Capital News Service
LANSING — Michigan has one of the nation’s highest infant mortality rates, and experts are trying to change that by teaching future parents and caretakers about healthy pregnancies and proper sleep positions for newborns, supporting women’s health and reducing unwanted pregnancies. The Michigan Department of Community Health released its “Infant Mortality Reduction Plan” in August 2012, said Angela Minicuci, public information officer. “Infants are dying for many reasons and through the plan we have created, we can reduce the risk for death and the eventual number of deaths in infants within Michigan,” said Minicuci. In Michigan, five out of 1,000 Caucasian babies, seven out of every 1,000 Hispanic babies and 14 out of every 1,000 African-American babies die before their first birthday. “With an average of 7.1 deaths per 1,000 live births in 2010, that is seven babies too many,” Minicuci said.

State, researchers attack infant mortality

Capital News Service
LANSING – As infant mortality rates continue to rise across the state, the Department of Community Health is implementing a new plan that should reduce the number of deaths and disparities based on geography, socio-economic issues and race. Last October, the Department of Community Health convened a summit to identify strategies to reduce and prevent infant deaths. Based on recommendations from politicians, health specialists and community leaders, the department developed a plan to reduce the infant mortality rate. Angela Minicuci, a public information officer for the department, said her agency continue to seek input as it works to update the current statewide plan. “We’re in the process of finalizing the updates to the plan which will continue to serve various populations across the entire state.”

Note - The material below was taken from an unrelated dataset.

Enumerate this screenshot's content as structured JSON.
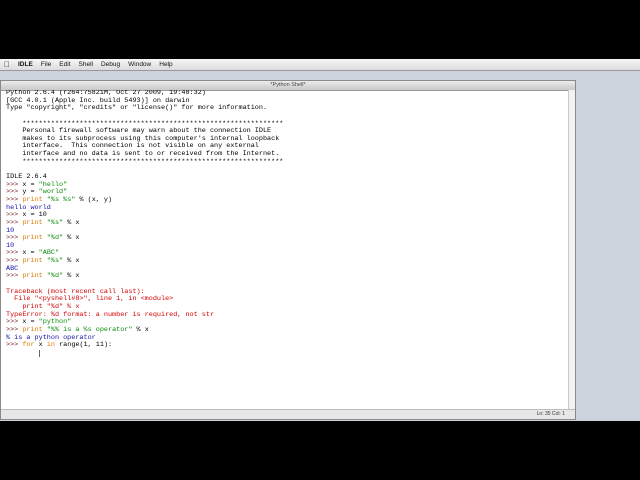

According to Minicuci, the new plan will work to reduce unintended pregnancies by making family services available and implementing a system to ensure all women deliver at locations that best serve their specific needs.